In the entries below, find every line holding the string "subtitle" and collect it.
### DATA EXTRACT
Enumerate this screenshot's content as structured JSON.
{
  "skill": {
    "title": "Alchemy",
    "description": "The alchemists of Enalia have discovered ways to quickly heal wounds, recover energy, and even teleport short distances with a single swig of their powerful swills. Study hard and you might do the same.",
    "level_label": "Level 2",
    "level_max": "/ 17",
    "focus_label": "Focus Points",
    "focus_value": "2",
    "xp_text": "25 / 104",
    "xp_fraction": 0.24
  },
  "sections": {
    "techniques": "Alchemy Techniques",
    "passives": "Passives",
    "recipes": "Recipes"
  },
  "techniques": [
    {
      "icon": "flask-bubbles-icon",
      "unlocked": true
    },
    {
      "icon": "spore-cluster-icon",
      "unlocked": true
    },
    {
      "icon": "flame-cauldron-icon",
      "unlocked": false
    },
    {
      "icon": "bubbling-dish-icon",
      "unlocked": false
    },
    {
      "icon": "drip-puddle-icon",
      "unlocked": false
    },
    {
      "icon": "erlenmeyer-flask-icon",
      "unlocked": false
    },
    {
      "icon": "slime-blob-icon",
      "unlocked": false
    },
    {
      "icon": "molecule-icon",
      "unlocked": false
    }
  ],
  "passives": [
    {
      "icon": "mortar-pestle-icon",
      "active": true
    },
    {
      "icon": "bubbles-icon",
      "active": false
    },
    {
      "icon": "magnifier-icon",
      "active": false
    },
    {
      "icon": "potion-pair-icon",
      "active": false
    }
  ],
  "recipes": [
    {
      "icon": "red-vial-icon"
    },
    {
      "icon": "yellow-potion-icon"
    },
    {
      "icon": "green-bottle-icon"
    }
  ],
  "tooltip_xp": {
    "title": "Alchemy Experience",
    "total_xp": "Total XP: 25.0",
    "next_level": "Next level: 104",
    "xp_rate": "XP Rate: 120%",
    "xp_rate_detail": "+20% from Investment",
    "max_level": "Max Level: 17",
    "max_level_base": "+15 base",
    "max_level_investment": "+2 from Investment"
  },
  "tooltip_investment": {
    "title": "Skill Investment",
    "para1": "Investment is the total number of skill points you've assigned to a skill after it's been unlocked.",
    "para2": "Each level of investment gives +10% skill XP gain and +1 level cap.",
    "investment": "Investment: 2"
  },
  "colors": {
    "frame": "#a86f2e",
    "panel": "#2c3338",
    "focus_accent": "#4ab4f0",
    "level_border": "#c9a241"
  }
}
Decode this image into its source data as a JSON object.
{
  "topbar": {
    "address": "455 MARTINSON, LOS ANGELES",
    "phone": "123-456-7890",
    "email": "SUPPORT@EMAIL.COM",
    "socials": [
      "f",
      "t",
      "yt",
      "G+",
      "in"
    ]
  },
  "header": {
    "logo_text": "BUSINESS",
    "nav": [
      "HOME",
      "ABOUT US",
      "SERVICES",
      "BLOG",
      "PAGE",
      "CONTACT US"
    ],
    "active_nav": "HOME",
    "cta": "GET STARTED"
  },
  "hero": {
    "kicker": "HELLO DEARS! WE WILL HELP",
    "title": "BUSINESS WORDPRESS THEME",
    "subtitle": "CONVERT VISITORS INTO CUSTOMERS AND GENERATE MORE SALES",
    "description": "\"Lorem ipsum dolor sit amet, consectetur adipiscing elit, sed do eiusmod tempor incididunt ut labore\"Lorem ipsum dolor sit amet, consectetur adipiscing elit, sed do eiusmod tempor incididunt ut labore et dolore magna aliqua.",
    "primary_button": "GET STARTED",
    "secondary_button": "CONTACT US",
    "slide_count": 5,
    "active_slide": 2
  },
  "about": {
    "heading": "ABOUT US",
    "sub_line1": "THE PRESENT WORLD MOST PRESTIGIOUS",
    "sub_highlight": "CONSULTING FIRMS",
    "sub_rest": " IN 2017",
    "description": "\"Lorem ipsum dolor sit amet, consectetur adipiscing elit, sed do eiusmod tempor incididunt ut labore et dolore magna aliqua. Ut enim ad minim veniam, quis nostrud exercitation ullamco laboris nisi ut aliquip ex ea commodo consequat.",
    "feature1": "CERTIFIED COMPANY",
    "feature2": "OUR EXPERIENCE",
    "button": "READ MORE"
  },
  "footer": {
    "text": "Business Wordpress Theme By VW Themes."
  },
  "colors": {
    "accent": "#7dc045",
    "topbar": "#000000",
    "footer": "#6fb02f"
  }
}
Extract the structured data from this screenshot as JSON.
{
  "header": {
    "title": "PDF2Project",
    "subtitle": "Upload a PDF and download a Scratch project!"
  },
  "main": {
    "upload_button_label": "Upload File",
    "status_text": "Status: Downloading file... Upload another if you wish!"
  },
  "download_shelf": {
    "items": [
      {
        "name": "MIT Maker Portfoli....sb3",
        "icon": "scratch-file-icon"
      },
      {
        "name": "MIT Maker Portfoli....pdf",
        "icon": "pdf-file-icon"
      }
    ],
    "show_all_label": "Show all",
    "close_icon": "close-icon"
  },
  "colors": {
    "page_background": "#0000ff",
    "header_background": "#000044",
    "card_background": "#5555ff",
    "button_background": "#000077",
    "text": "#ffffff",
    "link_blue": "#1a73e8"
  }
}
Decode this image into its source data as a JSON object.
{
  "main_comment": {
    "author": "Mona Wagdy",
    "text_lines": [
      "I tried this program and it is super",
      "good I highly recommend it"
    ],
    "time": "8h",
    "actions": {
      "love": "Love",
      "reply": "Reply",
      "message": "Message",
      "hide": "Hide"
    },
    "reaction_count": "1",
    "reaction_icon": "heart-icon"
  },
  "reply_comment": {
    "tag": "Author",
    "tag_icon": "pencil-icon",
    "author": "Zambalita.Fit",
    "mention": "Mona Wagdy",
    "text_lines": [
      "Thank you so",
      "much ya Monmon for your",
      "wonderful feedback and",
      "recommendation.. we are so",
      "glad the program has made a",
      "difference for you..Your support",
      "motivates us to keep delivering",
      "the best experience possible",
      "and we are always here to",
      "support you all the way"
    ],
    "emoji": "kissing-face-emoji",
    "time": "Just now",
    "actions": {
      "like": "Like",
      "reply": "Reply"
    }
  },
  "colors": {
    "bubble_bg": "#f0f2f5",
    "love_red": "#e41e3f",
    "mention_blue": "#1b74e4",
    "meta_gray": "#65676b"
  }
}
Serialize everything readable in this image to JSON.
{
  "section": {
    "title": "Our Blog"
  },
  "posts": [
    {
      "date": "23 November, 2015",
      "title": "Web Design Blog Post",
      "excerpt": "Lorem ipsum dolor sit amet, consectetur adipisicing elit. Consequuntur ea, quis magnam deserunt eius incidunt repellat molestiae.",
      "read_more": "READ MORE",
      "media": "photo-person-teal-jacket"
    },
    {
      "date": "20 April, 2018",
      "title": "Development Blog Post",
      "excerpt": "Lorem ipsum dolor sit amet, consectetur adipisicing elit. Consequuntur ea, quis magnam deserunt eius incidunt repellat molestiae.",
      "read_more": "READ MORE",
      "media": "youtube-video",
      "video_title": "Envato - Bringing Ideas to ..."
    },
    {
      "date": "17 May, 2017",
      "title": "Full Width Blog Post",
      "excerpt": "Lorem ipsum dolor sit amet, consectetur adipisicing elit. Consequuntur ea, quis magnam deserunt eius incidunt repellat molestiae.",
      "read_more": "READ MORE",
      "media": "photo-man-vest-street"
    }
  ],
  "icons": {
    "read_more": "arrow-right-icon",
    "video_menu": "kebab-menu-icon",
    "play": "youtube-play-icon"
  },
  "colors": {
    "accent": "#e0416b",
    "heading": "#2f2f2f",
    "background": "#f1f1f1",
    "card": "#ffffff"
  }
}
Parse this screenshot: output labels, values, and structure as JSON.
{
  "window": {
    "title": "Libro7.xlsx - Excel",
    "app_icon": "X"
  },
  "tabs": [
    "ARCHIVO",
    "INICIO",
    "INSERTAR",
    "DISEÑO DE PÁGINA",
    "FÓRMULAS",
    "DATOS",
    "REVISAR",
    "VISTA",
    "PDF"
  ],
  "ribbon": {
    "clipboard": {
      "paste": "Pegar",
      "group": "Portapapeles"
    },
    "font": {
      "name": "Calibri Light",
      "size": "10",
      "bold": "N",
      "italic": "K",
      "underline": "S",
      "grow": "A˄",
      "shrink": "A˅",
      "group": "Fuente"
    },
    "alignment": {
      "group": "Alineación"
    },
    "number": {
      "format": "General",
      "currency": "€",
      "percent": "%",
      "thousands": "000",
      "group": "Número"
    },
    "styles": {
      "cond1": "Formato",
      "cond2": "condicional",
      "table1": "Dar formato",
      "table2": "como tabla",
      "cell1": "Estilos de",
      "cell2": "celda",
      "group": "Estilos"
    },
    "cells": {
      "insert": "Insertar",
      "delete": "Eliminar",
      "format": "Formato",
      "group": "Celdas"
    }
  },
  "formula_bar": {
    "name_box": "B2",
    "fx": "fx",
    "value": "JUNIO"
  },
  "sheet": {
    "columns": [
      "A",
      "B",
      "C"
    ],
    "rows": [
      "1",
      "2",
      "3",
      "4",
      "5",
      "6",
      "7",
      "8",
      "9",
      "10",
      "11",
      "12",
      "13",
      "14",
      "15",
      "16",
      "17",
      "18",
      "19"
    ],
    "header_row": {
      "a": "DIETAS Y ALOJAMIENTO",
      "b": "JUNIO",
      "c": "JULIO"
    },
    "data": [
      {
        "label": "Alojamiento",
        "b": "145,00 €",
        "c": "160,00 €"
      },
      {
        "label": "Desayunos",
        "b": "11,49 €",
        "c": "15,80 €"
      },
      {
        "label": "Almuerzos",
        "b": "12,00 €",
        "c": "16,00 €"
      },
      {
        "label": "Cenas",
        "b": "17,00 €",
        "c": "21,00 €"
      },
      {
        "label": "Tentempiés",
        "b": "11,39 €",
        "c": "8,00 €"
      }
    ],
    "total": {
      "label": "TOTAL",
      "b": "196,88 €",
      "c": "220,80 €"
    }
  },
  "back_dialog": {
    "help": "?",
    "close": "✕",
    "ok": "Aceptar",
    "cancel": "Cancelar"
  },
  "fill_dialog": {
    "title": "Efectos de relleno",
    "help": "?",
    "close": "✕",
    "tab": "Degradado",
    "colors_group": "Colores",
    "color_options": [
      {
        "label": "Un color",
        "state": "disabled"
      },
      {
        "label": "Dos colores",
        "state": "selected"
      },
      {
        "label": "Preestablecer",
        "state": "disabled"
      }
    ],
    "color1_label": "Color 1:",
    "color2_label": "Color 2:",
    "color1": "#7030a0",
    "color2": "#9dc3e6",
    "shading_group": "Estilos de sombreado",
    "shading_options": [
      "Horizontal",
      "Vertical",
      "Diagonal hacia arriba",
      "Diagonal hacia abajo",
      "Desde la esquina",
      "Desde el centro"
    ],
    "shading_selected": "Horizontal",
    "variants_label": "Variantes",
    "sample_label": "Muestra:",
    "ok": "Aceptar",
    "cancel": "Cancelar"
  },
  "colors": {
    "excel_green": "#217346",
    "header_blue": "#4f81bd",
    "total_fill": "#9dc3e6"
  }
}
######
**TASK RESULT:**
    "subtitle": "CONVERT VISITORS INTO CUSTOMERS AND GENERATE MORE SALES",
    "subtitle": "Upload a PDF and download a Scratch project!"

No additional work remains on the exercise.